Moonlighting on long-term sick leave

Try hard to talk some sense into anyone you come across who’s thinking about doing this. It’s a really bad idea.

Sometimes employees go on genuine long term sick leave - and of course, that’s acceptable. But supplementing their income with a second job whilst they’re on their sick leave is not.

Whilst the dishonesty itself may not necessarily mean the employee is automatically either disciplined or sacked, they may still come a cropper. That’s because the employer could say “well if you’re ill enough not to be working for us, how come you’re well enough to work for them?” - or words to that effect.

Not doing their main job to the best of their abilities

Most employees would say “When outside of working hours I can do what I like with my time”. And yes, this is generally true. Well, mostly.

While an employee isn’t obliged to tell their main employer that actually they were on a nightclub door duty shift at 2am last Tuesday morning, at some point they may well find out. If the employee is then regularly too tired, too sick or is logging off early for example, then their main job could be in jeopardy. No-one can burn the candle at both ends for long.

Tax implications

"In this world, nothing is certain except death and taxes." - Benjamin Franklin

Do they know about the (boogey) tax man? If their second job is PAYE they’ll obviously be taxed at source. Remind them that this could potentially push them over into the next tax band if they’re already perilously close to a threshold.

Those on PAYE will also need to give a P46 to their new (second job) employer, not a P45 as the first job is still ongoing.

If they’re self-employed (usually freelancing) then it’s important they understand the ins and outs of self-assessment, as well as putting cash aside each month to pay their tax bill. It’s real bread and butter stuff for you, but daunting and unknown for them.

Tax implication #1: Personal tax allowance

We’ve touched on this above. Again it’s all pretty obvious to you as an experienced accountant, but may not be to your second-jobbing client.

Explain to them that their annual tax-free personal allowance will normally only be used against their main job, with tax taken off accordingly. Each job will have its own tax code, with the second job usually on basic rate.
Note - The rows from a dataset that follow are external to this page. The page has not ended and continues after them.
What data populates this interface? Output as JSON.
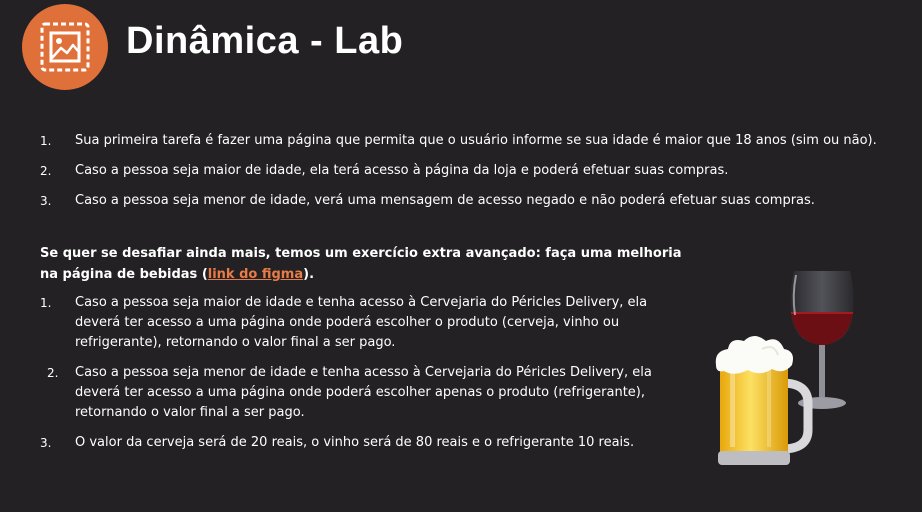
{
  "header": {
    "icon": "framed-picture-icon",
    "title": "Dinâmica - Lab"
  },
  "tasks": [
    {
      "num": "1.",
      "text": "Sua primeira tarefa é fazer uma página que permita que o usuário informe se sua idade é maior que 18 anos (sim ou não)."
    },
    {
      "num": "2.",
      "text": "Caso a pessoa seja maior de idade, ela terá acesso à página da loja e poderá efetuar suas compras."
    },
    {
      "num": "3.",
      "text": "Caso a pessoa seja menor de idade, verá uma mensagem de acesso negado e não poderá efetuar suas compras."
    }
  ],
  "challenge": {
    "text_before": "Se quer se desafiar ainda mais, temos um exercício extra avançado: faça uma melhoria na página de bebidas (",
    "link_text": "link do figma",
    "text_after": ")."
  },
  "extra_tasks": [
    {
      "num": "1.",
      "text": "Caso a pessoa seja maior de idade e tenha acesso à Cervejaria do Péricles Delivery, ela deverá ter acesso a uma página onde poderá escolher o produto (cerveja, vinho ou refrigerante), retornando o valor final a ser pago."
    },
    {
      "num": "2.",
      "text": "Caso a pessoa seja menor de idade e tenha acesso à Cervejaria do Péricles Delivery, ela deverá ter acesso a uma página onde poderá escolher apenas o produto (refrigerante), retornando o valor final a ser pago."
    },
    {
      "num": "3.",
      "text": "O valor da cerveja será de 20 reais, o vinho será de 80 reais e o refrigerante 10 reais."
    }
  ],
  "illustration": {
    "icons": [
      "beer-mug-icon",
      "wine-glass-icon"
    ]
  },
  "colors": {
    "background": "#232123",
    "accent": "#e0703a",
    "link": "#e87c46",
    "text": "#ffffff"
  }
}
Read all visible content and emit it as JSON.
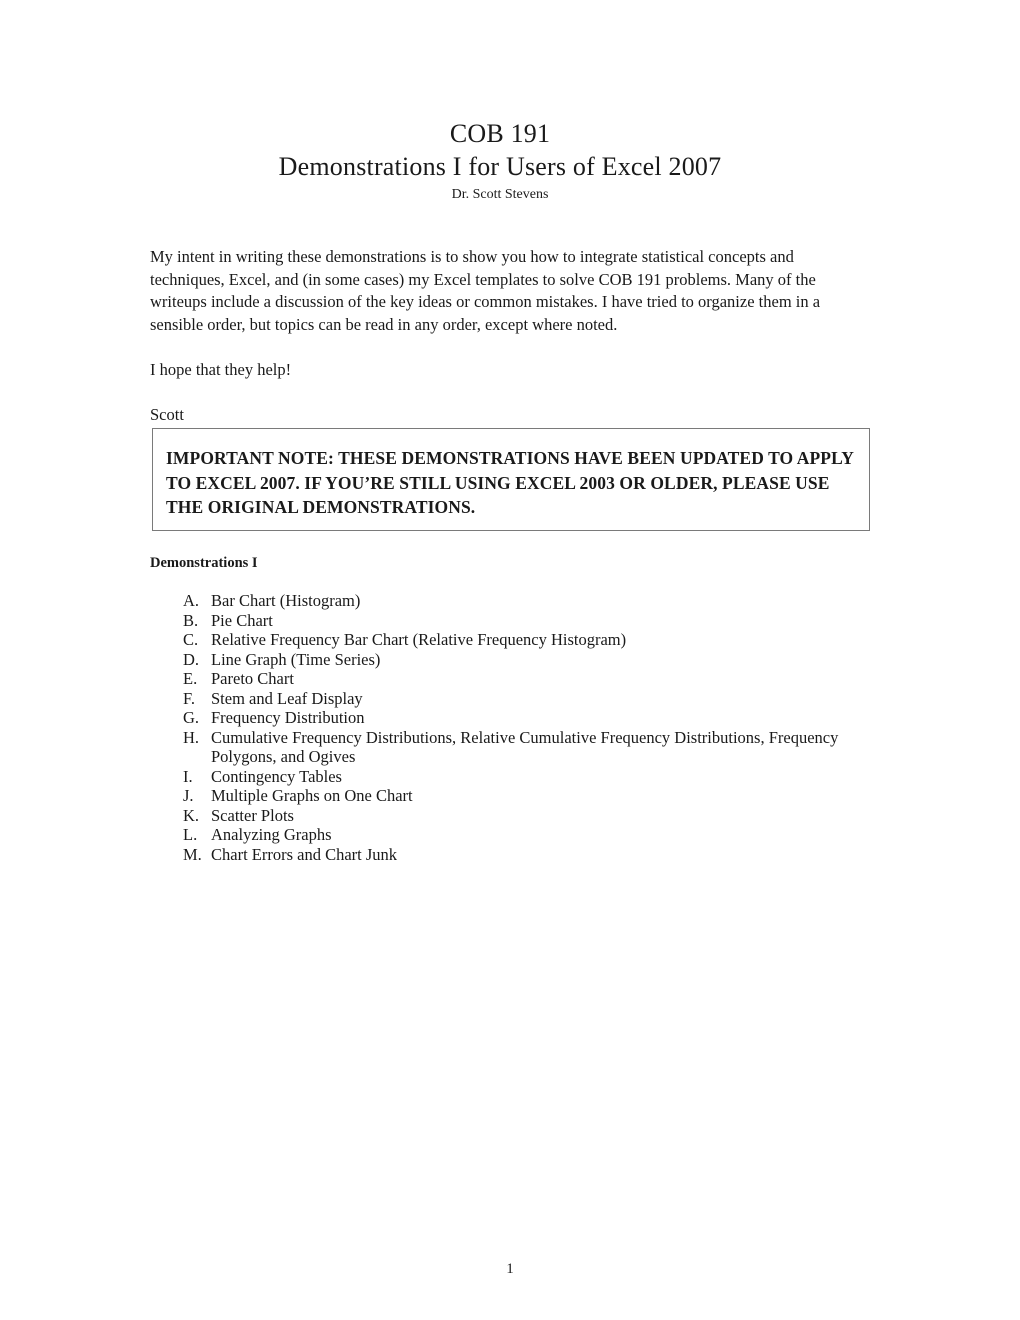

Your client needs to fully understand that although you’re there to support them as their trusted accountant, their tax affairs are ultimately their responsibility. They therefore need to check their tax code is correct for each job, and discuss any problems with you urgently.

Tax implication #2: Self-assessment

Again, if they’re freelancing (or drawing any income that’s not PAYE), how much do they actually know about self-assessment?

Go through the basics in detail: Important self-assessment deadlines, payments on account and claimable expenses are particular ones. Apportioning costs such as mortgage/rent, gas, water, electricity and broadband are likely to leave them scratching their heads too - so get in there early and discuss.

Tax implication #3: Tax credits

Child Tax Credit and Working Tax Credit may be being claimed by your client with or without Universal Credit.

If your client is currently getting either of these types of Tax Credits they need to think really carefully about whether a second job actually makes financial sense. Tax credits will be calculated on their estimated income at the beginning of the year, so any extra income will reduce their future entitlement.

Side note: If they are claiming Universal Credit, and aren’t getting the work allowance, their UC payment will decrease by 63p for every £1 they earn. have put together a helpful article on exactly this subject. Take a look here.

This article was brought to you by Tax Cloud

Tax Cloud is the UK’s premier online R&D tax claim portal. Simply follow the easy, fully-guided steps to create your clients’ R&D Tax Credits claim on their behalf, getting them up to 33% of their eligible R&D costs back. Even loss-making companies can benefit too.

Developed and supported by industry-leading R&D tax specialists Myriad Associates, you can rest easy in the knowledge that not only will their claim be accepted by HMRC, it’ll be maximised too.

Why not chat to our team about partnering with us today on 020 7360 4437 or send us a message.